As for the sound signature, they sounded warm but concise if anything. Every note was tonally smooth/relaxed, but it certainly maintained its composure without sounding muddy or anything like that. The speakers themselves produced a satisfying kick with each note.
When pushed to higher volumes, there was no sign of distortion to speak of. The main thing with these speakers is they have a perfect balance of being very clear but still having enough authority to bump when they need to.
If anything, I’d say the louder they got, the clearer they were surprisingly enough. I’d definitely say you’re in your element here if your primary focus was stereo sound. As far as movies are concerned, I watched 2 with them; Guardians Of The Galaxy, and Spiderman Homecoming. Not surprisingly, they didn’t falter one bit. Truthfully, they sounded phenomenal really.
- What I liked about these in general is how flexible they were with just about everything from music to movies
- Their tonally warm sound signature was inviting but still clear enough as to not be overbearing
- Their exterior is extremely premium looking in person, you would have to see them for yourself
- The extra port in the back certainly helps them to sound insanely clear
- They can go loud with no audible distortion or struggle to speak of
- The outside grill is removable so you can use it with it on or off
- Great For Medium to Large Rooms
- They apparently can survive unintentional drop tests….
- They’re heavy at 16 pounds so normal lightweight bookshelves may not work
- They attract finger prints rather easily
- They tend to lean slightly on the tonally warmer sounding end of the spectrum. This isn’t a dislike for me personally but may be for some people
Overall the Polk RTI A3 is a fantastic bookshelf speaker; one of the best I’ve ever tested honestly. Between the clarity offered with media, and the general aesthetic they provide, it’s nearly impossible to go wrong with these.

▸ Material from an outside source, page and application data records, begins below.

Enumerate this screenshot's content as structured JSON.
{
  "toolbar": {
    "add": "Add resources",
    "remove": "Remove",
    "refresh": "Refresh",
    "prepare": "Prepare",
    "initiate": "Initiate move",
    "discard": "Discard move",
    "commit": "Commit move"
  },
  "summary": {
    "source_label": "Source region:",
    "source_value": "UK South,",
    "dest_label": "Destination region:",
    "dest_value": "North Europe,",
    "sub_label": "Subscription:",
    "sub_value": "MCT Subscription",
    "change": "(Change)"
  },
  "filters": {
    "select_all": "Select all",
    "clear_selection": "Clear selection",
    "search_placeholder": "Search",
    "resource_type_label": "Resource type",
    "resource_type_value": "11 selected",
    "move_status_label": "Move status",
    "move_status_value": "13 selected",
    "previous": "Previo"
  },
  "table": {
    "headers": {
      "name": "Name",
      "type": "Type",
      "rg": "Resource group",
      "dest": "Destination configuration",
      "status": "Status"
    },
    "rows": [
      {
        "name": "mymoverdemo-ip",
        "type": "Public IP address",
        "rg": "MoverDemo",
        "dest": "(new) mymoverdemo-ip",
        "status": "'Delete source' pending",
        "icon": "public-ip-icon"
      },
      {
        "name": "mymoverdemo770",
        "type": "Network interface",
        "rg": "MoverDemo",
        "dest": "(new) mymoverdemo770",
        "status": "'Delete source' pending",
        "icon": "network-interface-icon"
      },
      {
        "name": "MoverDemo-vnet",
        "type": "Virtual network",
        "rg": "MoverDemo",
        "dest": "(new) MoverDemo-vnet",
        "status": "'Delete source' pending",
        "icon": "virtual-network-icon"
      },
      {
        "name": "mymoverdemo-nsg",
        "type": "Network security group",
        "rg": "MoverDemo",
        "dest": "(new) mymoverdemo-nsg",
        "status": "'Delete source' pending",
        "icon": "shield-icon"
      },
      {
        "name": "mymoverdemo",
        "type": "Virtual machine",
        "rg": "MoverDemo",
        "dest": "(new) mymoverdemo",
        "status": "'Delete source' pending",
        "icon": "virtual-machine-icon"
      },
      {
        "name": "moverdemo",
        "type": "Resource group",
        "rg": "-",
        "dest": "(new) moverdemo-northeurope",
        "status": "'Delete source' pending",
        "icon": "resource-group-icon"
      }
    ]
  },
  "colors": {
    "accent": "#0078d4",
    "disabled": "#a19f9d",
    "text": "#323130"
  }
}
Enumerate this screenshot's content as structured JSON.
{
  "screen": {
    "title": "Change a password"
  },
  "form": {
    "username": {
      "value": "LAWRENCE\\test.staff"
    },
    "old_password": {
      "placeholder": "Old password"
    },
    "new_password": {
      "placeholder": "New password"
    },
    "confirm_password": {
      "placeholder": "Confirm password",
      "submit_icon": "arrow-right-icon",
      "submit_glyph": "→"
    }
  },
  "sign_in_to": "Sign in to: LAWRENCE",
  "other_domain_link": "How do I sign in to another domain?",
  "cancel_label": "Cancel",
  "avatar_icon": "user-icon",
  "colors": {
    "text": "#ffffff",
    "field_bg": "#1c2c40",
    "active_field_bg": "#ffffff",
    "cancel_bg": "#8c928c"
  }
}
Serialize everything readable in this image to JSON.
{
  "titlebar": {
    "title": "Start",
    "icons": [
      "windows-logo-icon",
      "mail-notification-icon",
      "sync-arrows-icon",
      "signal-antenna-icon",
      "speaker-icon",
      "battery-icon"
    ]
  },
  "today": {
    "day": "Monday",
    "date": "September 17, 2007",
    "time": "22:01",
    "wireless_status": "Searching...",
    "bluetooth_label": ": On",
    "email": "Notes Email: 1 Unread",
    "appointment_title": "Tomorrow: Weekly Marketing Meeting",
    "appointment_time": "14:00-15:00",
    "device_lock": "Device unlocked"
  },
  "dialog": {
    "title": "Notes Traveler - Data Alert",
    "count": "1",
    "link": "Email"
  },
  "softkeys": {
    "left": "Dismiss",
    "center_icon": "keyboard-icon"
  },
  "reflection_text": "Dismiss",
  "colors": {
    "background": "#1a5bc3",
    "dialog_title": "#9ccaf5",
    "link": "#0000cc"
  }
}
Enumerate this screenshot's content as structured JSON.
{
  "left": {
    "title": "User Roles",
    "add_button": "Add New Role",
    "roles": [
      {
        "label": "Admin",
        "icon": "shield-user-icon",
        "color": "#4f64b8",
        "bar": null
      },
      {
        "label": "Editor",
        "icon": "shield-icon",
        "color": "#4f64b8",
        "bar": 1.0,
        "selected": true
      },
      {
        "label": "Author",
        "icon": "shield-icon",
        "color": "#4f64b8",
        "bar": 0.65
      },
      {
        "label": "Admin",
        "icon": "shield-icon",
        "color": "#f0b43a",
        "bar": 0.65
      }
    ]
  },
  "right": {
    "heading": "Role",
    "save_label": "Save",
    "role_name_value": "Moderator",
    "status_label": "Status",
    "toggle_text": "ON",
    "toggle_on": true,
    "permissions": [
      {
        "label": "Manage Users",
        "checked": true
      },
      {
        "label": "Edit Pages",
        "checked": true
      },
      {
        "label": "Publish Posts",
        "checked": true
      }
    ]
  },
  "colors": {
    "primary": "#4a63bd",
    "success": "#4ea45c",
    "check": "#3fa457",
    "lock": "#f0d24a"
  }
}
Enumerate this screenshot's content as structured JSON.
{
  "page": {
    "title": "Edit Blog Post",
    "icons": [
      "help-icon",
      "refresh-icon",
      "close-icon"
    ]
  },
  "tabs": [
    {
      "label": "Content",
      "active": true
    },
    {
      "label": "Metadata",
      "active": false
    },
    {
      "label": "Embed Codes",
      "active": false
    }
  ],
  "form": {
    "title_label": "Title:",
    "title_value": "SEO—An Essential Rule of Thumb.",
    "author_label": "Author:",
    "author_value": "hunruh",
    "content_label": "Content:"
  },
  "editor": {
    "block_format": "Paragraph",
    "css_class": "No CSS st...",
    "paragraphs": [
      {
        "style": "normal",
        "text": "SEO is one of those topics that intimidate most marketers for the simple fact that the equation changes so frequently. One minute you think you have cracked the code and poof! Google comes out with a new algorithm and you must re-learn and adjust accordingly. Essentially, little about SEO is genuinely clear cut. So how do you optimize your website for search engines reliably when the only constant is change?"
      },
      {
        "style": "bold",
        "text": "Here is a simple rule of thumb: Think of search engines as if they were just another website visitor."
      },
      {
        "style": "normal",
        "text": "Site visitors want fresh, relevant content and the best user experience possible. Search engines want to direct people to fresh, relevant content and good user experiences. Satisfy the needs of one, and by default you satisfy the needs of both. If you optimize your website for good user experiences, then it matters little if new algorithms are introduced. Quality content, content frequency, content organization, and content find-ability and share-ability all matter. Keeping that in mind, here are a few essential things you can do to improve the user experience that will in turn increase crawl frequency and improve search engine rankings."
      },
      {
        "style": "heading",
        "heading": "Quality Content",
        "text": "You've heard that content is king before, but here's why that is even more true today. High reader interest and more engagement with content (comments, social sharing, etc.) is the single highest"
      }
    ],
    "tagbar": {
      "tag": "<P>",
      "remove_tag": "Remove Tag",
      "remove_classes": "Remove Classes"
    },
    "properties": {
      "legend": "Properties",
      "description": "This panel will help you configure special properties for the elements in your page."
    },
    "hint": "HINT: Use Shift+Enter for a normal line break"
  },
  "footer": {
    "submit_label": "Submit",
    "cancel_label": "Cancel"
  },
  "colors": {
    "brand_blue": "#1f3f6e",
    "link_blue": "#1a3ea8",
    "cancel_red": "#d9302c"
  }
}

They work with anything you can throw at them. Definitely 2 thumbs up. I’d highly recommend you go and get them.
Now please, just don’t drop them though. You can get them from the link below.
Hey everyone it’s nice to meet you. I’m Jasmere, the founder of Easy Home Theater. I’ve been with this hobby for many years now, and decided to create this site to share everything that I’ve learned from personal experience with you. I hope you find it helpful, and if you ever have any questions, be sure to reach out!